Nothing starts a semester off worse than being ill. More and more accumulates daily, forcing the student to overcompensate upon returning to class. It seems as if this fate often befalls me.
This semester, I missed over a week of classes after only being well enough to attend the first week in full. I missed all the logistical information, the last-minute assignments, the field trip information, the projects, the group work. Now I have too much to do and too little time in which to do it. The semester is drawing to a close and I could care less. I have done all the work I care to complete and that is it. I plan on being done. I'm taking Jan term off and not looking back. I don't care anymore.
And I have developed a singular attitude toward all this, one that may become hazardous to my GPA: "You can't make me!" I don't feel like studying, writing, or taking on gigantic projects single-handedly. Usually I force myself into action anyway, since I have nothing better to do. But one change has occurred since the Spring semester ended.
I began knitting, buying seasons of The X-Files and found a boy who didn't scream blue murder and claw at his eyes every time he saw me.
Of all those things, the one with the greatest impact on schoolwork-neglect ratios is the knitting. Certainly the most detrimental thing I ever could have done was pick up a knitting needle. Now instead of studiously examining texts, reading ahead, and making absolutely sure my grammar is perfect, I am turning heels, casting on, and weaving the toe closed. I am learning complicated patterns and shopping for yarn online all while pretending to write a paper.
And it doesn't just strike me at home! No, socks are PORTABLE knitting projects. That means that a person can easily find Miss Laura sitting through convo, a movie, or simply alone in the Lounge or the library while knitting faithfully at a project. Where once my friends saw me recline with a novel, now they find me with a new ball of yarn.
I shop the yarn sales, the discount bins, coming back with multi-colored strands of merino, smokey gray cashmere from Italy that exactly matches the color of my cat's fur, or a soft striping of gray, blue and green with aloe and jojobo oils in the strands, leaving your hands conditioned and soft as you knit, or your feet when you have completed the project.
I find hole-in-the-wall yarn stores born out of abandoned railway depots or in a strip of anonymous storefronts in Highland. I leave cradling bamboo kneedles, intricately carved buttons for the purse I plan to make over the winter.
Sleep becomes a thing of the past as I plan to work "just one more line" or turn the heel before curling into a wilted Laura puddle and sleeping away the cramps in my fingertips.

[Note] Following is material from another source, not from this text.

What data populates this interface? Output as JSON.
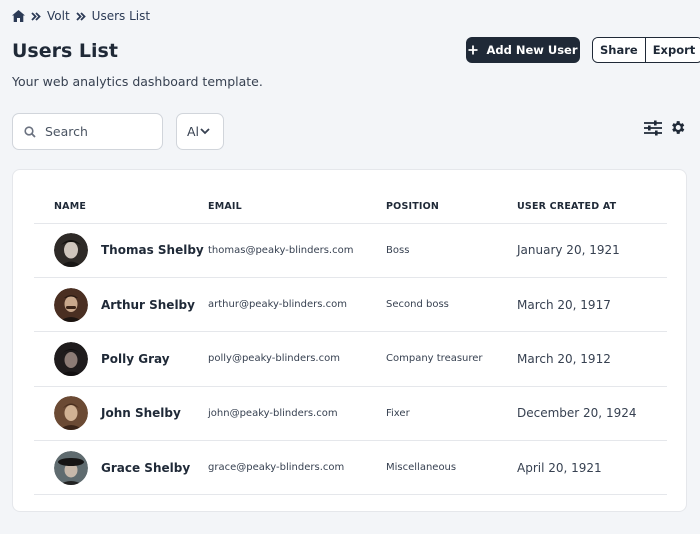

If the endless trips to yarn stores like Stich by Stitch in Highland, the Cass Street Depot in Fort Wayne, and, most importantly (because it is closest to me) the Shuttle Shop in Warsaw were not enough, I have discovered the glory of the knitting world ONLINE! There are a massive amount of websites dedicated to helping lonely knitters like me socialize, and before I knew it, I had found a soul mate in the person of another blogger: Stephanie Pearl-McPhee, the Yarn Harlot, who knits and writes, just like me. Bless you, Stephanie! And will you teach me to spin?
I want a sheep now. A merino sheep. I will care for it, pet it, love it, and shear it, spinning and dying the fleece as I create my own individually crafted sock yarns. Don't tell me how absurd this is. I want one. I already have a sheep dog!
I have reached the point where I have created a photo album of the socks I have made, so thrilled by them that I plan on making them available for the world to see. I may be walking holes in them, but I can honestly know that their woolen souls will live on in blogging infamy for all time. Or at least until blogsource decides that this Idiot Girl is never coming back and wipes me from the internet as a whole. We'll see.